-- Opening Marker --

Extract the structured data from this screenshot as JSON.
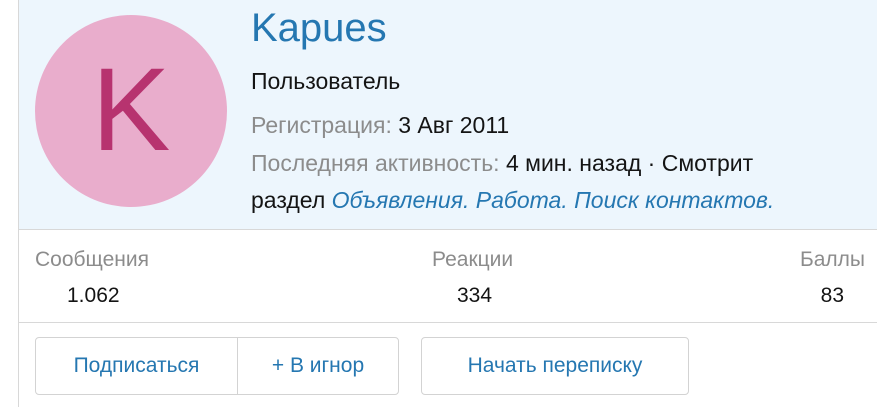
{
  "profile": {
    "avatar_letter": "K",
    "avatar_bg": "#e9adcc",
    "avatar_fg": "#b7336f",
    "username": "Kapues",
    "user_title": "Пользователь",
    "registration_label": "Регистрация:",
    "registration_value": "3 Авг 2011",
    "activity_label": "Последняя активность:",
    "activity_value": "4 мин. назад · Смотрит",
    "activity_prefix": "раздел",
    "activity_link": "Объявления. Работа. Поиск контактов."
  },
  "stats": [
    {
      "label": "Сообщения",
      "value": "1.062"
    },
    {
      "label": "Реакции",
      "value": "334"
    },
    {
      "label": "Баллы",
      "value": "83"
    }
  ],
  "actions": {
    "follow": "Подписаться",
    "ignore": "+ В игнор",
    "message": "Начать переписку"
  },
  "colors": {
    "link": "#2577b1",
    "header_bg": "#edf6fd",
    "muted": "#8c8c8c"
  }
}
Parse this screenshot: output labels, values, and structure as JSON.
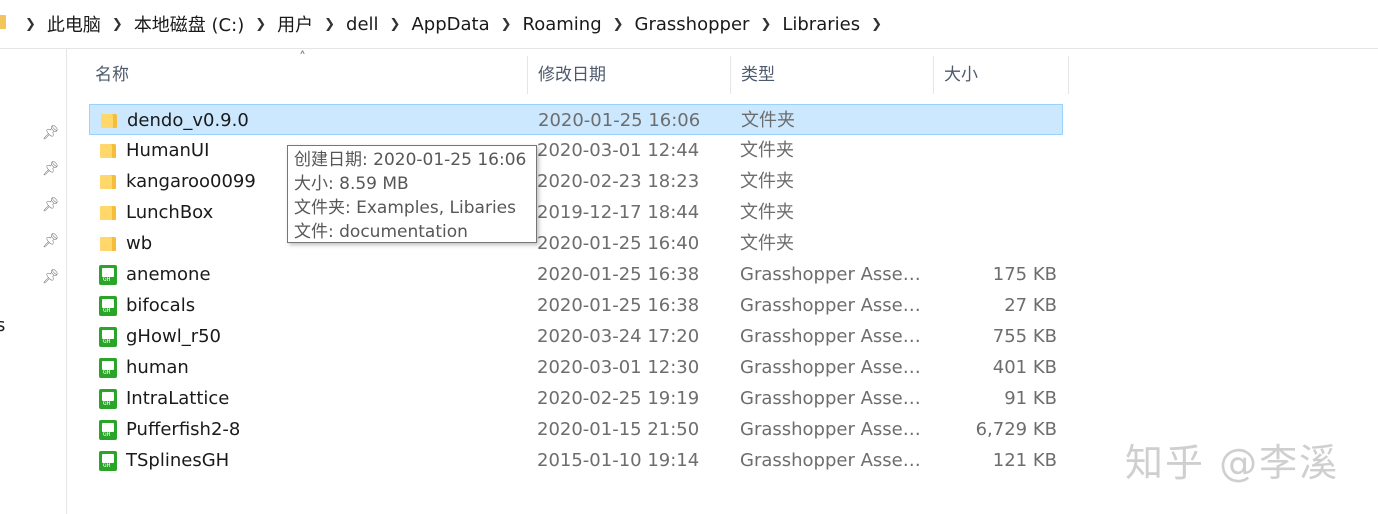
{
  "breadcrumb": [
    "此电脑",
    "本地磁盘 (C:)",
    "用户",
    "dell",
    "AppData",
    "Roaming",
    "Grasshopper",
    "Libraries"
  ],
  "nav": {
    "cut_text": "s"
  },
  "columns": {
    "name": "名称",
    "date": "修改日期",
    "type": "类型",
    "size": "大小"
  },
  "files": [
    {
      "name": "dendo_v0.9.0",
      "date": "2020-01-25 16:06",
      "type": "文件夹",
      "size": "",
      "icon": "folder-icon",
      "selected": true
    },
    {
      "name": "HumanUI",
      "date": "2020-03-01 12:44",
      "type": "文件夹",
      "size": "",
      "icon": "folder-icon"
    },
    {
      "name": "kangaroo0099",
      "date": "2020-02-23 18:23",
      "type": "文件夹",
      "size": "",
      "icon": "folder-icon"
    },
    {
      "name": "LunchBox",
      "date": "2019-12-17 18:44",
      "type": "文件夹",
      "size": "",
      "icon": "folder-icon"
    },
    {
      "name": "wb",
      "date": "2020-01-25 16:40",
      "type": "文件夹",
      "size": "",
      "icon": "folder-icon"
    },
    {
      "name": "anemone",
      "date": "2020-01-25 16:38",
      "type": "Grasshopper Assem...",
      "size": "175 KB",
      "icon": "gha-file-icon"
    },
    {
      "name": "bifocals",
      "date": "2020-01-25 16:38",
      "type": "Grasshopper Assem...",
      "size": "27 KB",
      "icon": "gha-file-icon"
    },
    {
      "name": "gHowl_r50",
      "date": "2020-03-24 17:20",
      "type": "Grasshopper Assem...",
      "size": "755 KB",
      "icon": "gha-file-icon"
    },
    {
      "name": "human",
      "date": "2020-03-01 12:30",
      "type": "Grasshopper Assem...",
      "size": "401 KB",
      "icon": "gha-file-icon"
    },
    {
      "name": "IntraLattice",
      "date": "2020-02-25 19:19",
      "type": "Grasshopper Assem...",
      "size": "91 KB",
      "icon": "gha-file-icon"
    },
    {
      "name": "Pufferfish2-8",
      "date": "2020-01-15 21:50",
      "type": "Grasshopper Assem...",
      "size": "6,729 KB",
      "icon": "gha-file-icon"
    },
    {
      "name": "TSplinesGH",
      "date": "2015-01-10 19:14",
      "type": "Grasshopper Assem...",
      "size": "121 KB",
      "icon": "gha-file-icon"
    }
  ],
  "tooltip": {
    "lines": [
      "创建日期: 2020-01-25 16:06",
      "大小: 8.59 MB",
      "文件夹: Examples, Libaries",
      "文件: documentation"
    ]
  },
  "watermark": "知乎 @李溪",
  "colors": {
    "selection_bg": "#cce8ff",
    "selection_border": "#99d1ff",
    "folder": "#ffd76b",
    "gh_green": "#2aa52a"
  }
}
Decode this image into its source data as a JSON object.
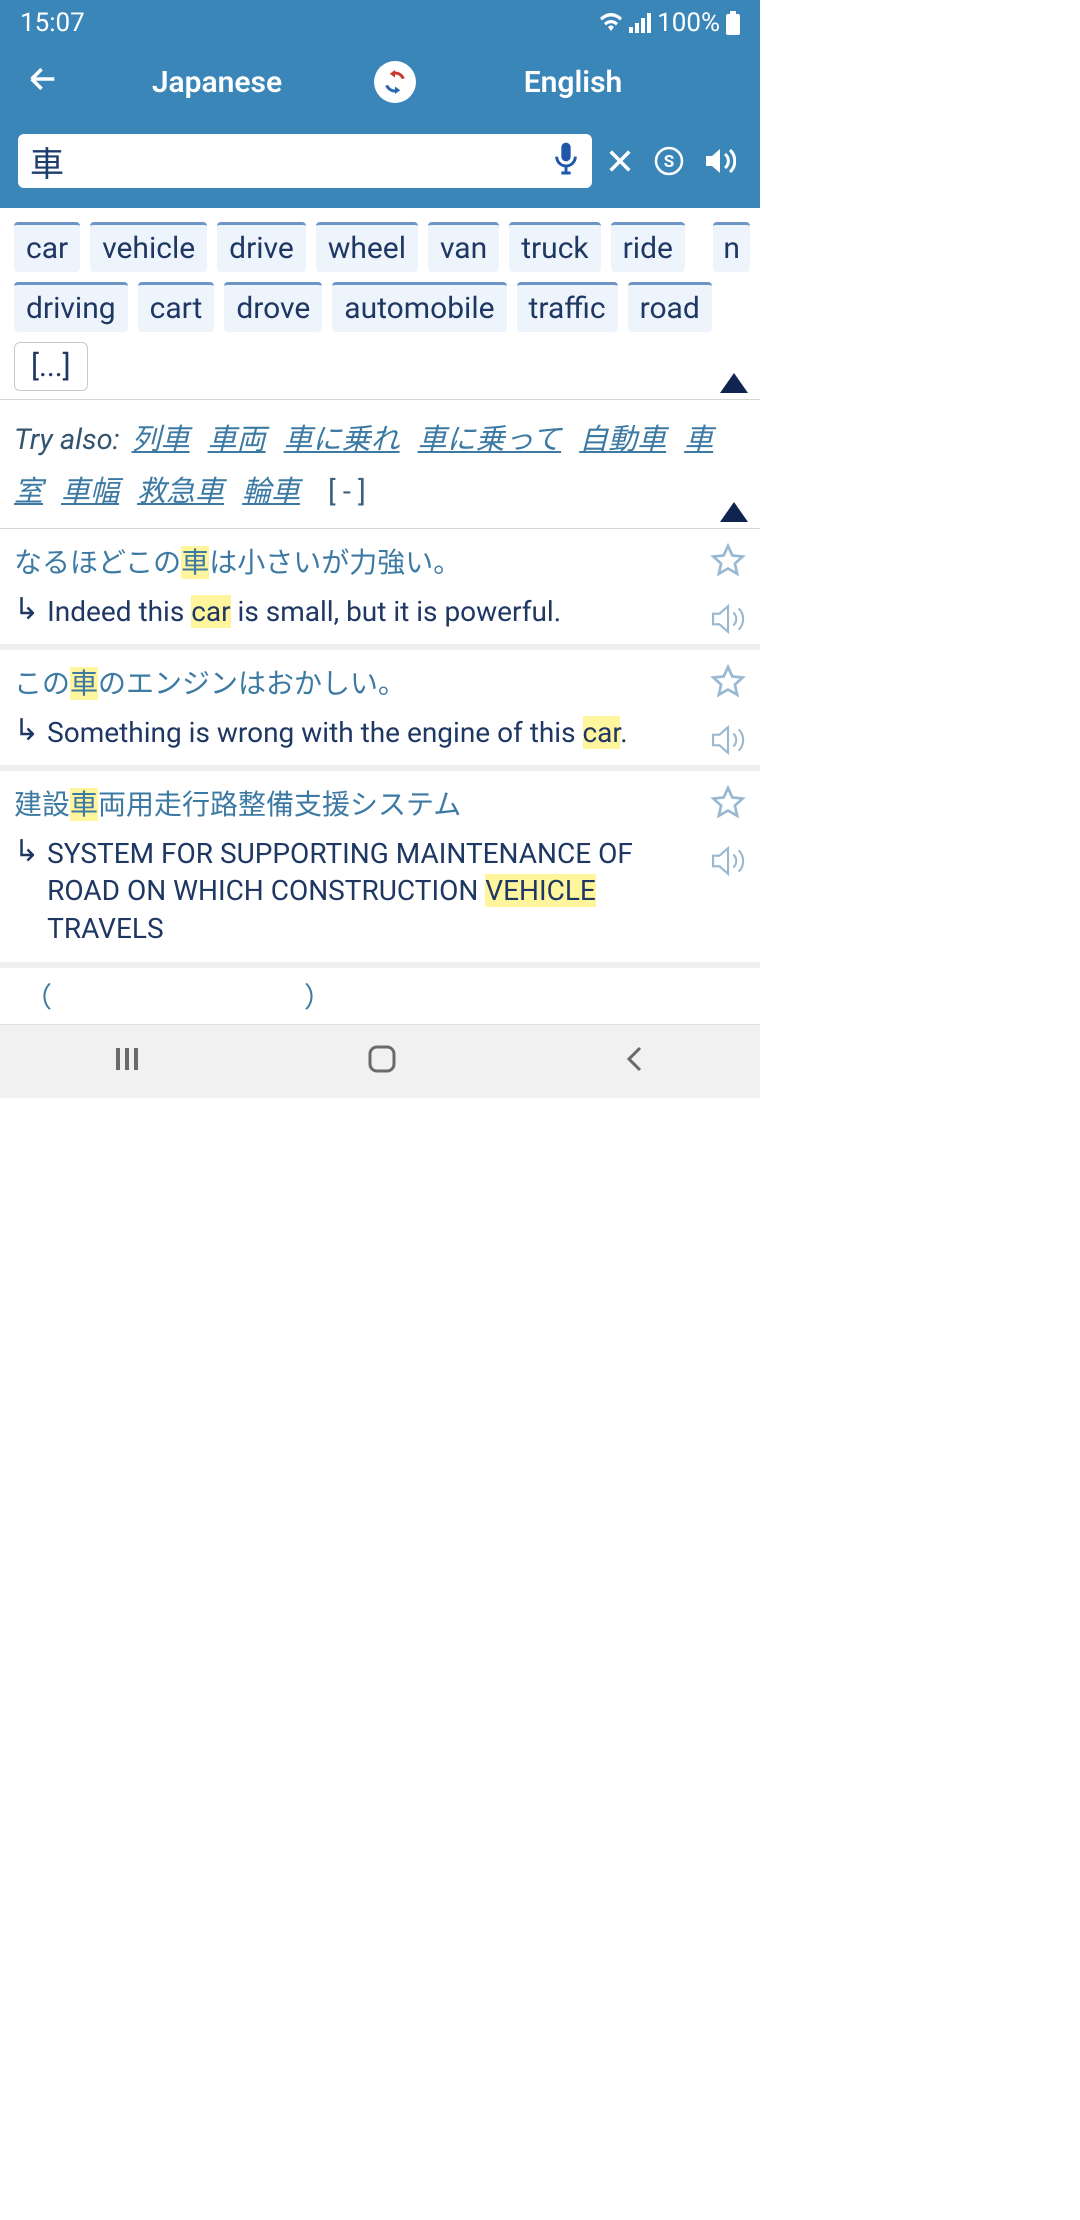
{
  "status": {
    "time": "15:07",
    "battery": "100%"
  },
  "header": {
    "lang_from": "Japanese",
    "lang_to": "English"
  },
  "search": {
    "value": "車"
  },
  "chips": [
    "car",
    "vehicle",
    "drive",
    "wheel",
    "van",
    "truck",
    "ride",
    "driving",
    "cart",
    "drove",
    "automobile",
    "traffic",
    "road"
  ],
  "chip_side": "n",
  "chip_more": "[...]",
  "tryalso": {
    "label": "Try also:",
    "links": [
      "列車",
      "車両",
      "車に乗れ",
      "車に乗って",
      "自動車",
      "車室",
      "車幅",
      "救急車",
      "輪車"
    ],
    "collapse": "[ - ]"
  },
  "examples": [
    {
      "jp_pre": "なるほどこの",
      "jp_hl": "車",
      "jp_post": "は小さいが力強い。",
      "en_pre": "Indeed this ",
      "en_hl": "car",
      "en_post": " is small, but it is powerful."
    },
    {
      "jp_pre": "この",
      "jp_hl": "車",
      "jp_post": "のエンジンはおかしい。",
      "en_pre": "Something is wrong with the engine of this ",
      "en_hl": "car",
      "en_post": "."
    },
    {
      "jp_pre": "建設",
      "jp_hl": "車",
      "jp_post": "両用走行路整備支援システム",
      "en_pre": "SYSTEM FOR SUPPORTING MAINTENANCE OF ROAD ON WHICH CONSTRUCTION ",
      "en_hl": "VEHICLE",
      "en_post": " TRAVELS"
    }
  ]
}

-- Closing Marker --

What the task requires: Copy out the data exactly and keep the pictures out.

Exercise result:
Extract the structured data from this screenshot as JSON.
{
  "profile": {
    "avatar_letter": "K",
    "avatar_bg": "#e9adcc",
    "avatar_fg": "#b7336f",
    "username": "Kapues",
    "user_title": "Пользователь",
    "registration_label": "Регистрация:",
    "registration_value": "3 Авг 2011",
    "activity_label": "Последняя активность:",
    "activity_value": "4 мин. назад · Смотрит",
    "activity_prefix": "раздел",
    "activity_link": "Объявления. Работа. Поиск контактов."
  },
  "stats": [
    {
      "label": "Сообщения",
      "value": "1.062"
    },
    {
      "label": "Реакции",
      "value": "334"
    },
    {
      "label": "Баллы",
      "value": "83"
    }
  ],
  "actions": {
    "follow": "Подписаться",
    "ignore": "+ В игнор",
    "message": "Начать переписку"
  },
  "colors": {
    "link": "#2577b1",
    "header_bg": "#edf6fd",
    "muted": "#8c8c8c"
  }
}
Parse this screenshot: output labels, values, and structure as JSON.
{
  "breadcrumb": [
    "此电脑",
    "本地磁盘 (C:)",
    "用户",
    "dell",
    "AppData",
    "Roaming",
    "Grasshopper",
    "Libraries"
  ],
  "nav": {
    "cut_text": "s"
  },
  "columns": {
    "name": "名称",
    "date": "修改日期",
    "type": "类型",
    "size": "大小"
  },
  "files": [
    {
      "name": "dendo_v0.9.0",
      "date": "2020-01-25 16:06",
      "type": "文件夹",
      "size": "",
      "icon": "folder-icon",
      "selected": true
    },
    {
      "name": "HumanUI",
      "date": "2020-03-01 12:44",
      "type": "文件夹",
      "size": "",
      "icon": "folder-icon"
    },
    {
      "name": "kangaroo0099",
      "date": "2020-02-23 18:23",
      "type": "文件夹",
      "size": "",
      "icon": "folder-icon"
    },
    {
      "name": "LunchBox",
      "date": "2019-12-17 18:44",
      "type": "文件夹",
      "size": "",
      "icon": "folder-icon"
    },
    {
      "name": "wb",
      "date": "2020-01-25 16:40",
      "type": "文件夹",
      "size": "",
      "icon": "folder-icon"
    },
    {
      "name": "anemone",
      "date": "2020-01-25 16:38",
      "type": "Grasshopper Assem...",
      "size": "175 KB",
      "icon": "gha-file-icon"
    },
    {
      "name": "bifocals",
      "date": "2020-01-25 16:38",
      "type": "Grasshopper Assem...",
      "size": "27 KB",
      "icon": "gha-file-icon"
    },
    {
      "name": "gHowl_r50",
      "date": "2020-03-24 17:20",
      "type": "Grasshopper Assem...",
      "size": "755 KB",
      "icon": "gha-file-icon"
    },
    {
      "name": "human",
      "date": "2020-03-01 12:30",
      "type": "Grasshopper Assem...",
      "size": "401 KB",
      "icon": "gha-file-icon"
    },
    {
      "name": "IntraLattice",
      "date": "2020-02-25 19:19",
      "type": "Grasshopper Assem...",
      "size": "91 KB",
      "icon": "gha-file-icon"
    },
    {
      "name": "Pufferfish2-8",
      "date": "2020-01-15 21:50",
      "type": "Grasshopper Assem...",
      "size": "6,729 KB",
      "icon": "gha-file-icon"
    },
    {
      "name": "TSplinesGH",
      "date": "2015-01-10 19:14",
      "type": "Grasshopper Assem...",
      "size": "121 KB",
      "icon": "gha-file-icon"
    }
  ],
  "tooltip": {
    "lines": [
      "创建日期: 2020-01-25 16:06",
      "大小: 8.59 MB",
      "文件夹: Examples, Libaries",
      "文件: documentation"
    ]
  },
  "watermark": "知乎 @李溪",
  "colors": {
    "selection_bg": "#cce8ff",
    "selection_border": "#99d1ff",
    "folder": "#ffd76b",
    "gh_green": "#2aa52a"
  }
}
Decode this image into its source data as a JSON object.
{
  "status": {
    "time": "15:07",
    "battery": "100%"
  },
  "header": {
    "lang_from": "Japanese",
    "lang_to": "English"
  },
  "search": {
    "value": "車"
  },
  "chips": [
    "car",
    "vehicle",
    "drive",
    "wheel",
    "van",
    "truck",
    "ride",
    "driving",
    "cart",
    "drove",
    "automobile",
    "traffic",
    "road"
  ],
  "chip_side": "n",
  "chip_more": "[...]",
  "tryalso": {
    "label": "Try also:",
    "links": [
      "列車",
      "車両",
      "車に乗れ",
      "車に乗って",
      "自動車",
      "車室",
      "車幅",
      "救急車",
      "輪車"
    ],
    "collapse": "[ - ]"
  },
  "examples": [
    {
      "jp_pre": "なるほどこの",
      "jp_hl": "車",
      "jp_post": "は小さいが力強い。",
      "en_pre": "Indeed this ",
      "en_hl": "car",
      "en_post": " is small, but it is powerful."
    },
    {
      "jp_pre": "この",
      "jp_hl": "車",
      "jp_post": "のエンジンはおかしい。",
      "en_pre": "Something is wrong with the engine of this ",
      "en_hl": "car",
      "en_post": "."
    },
    {
      "jp_pre": "建設",
      "jp_hl": "車",
      "jp_post": "両用走行路整備支援システム",
      "en_pre": "SYSTEM FOR SUPPORTING MAINTENANCE OF ROAD ON WHICH CONSTRUCTION ",
      "en_hl": "VEHICLE",
      "en_post": " TRAVELS"
    }
  ]
}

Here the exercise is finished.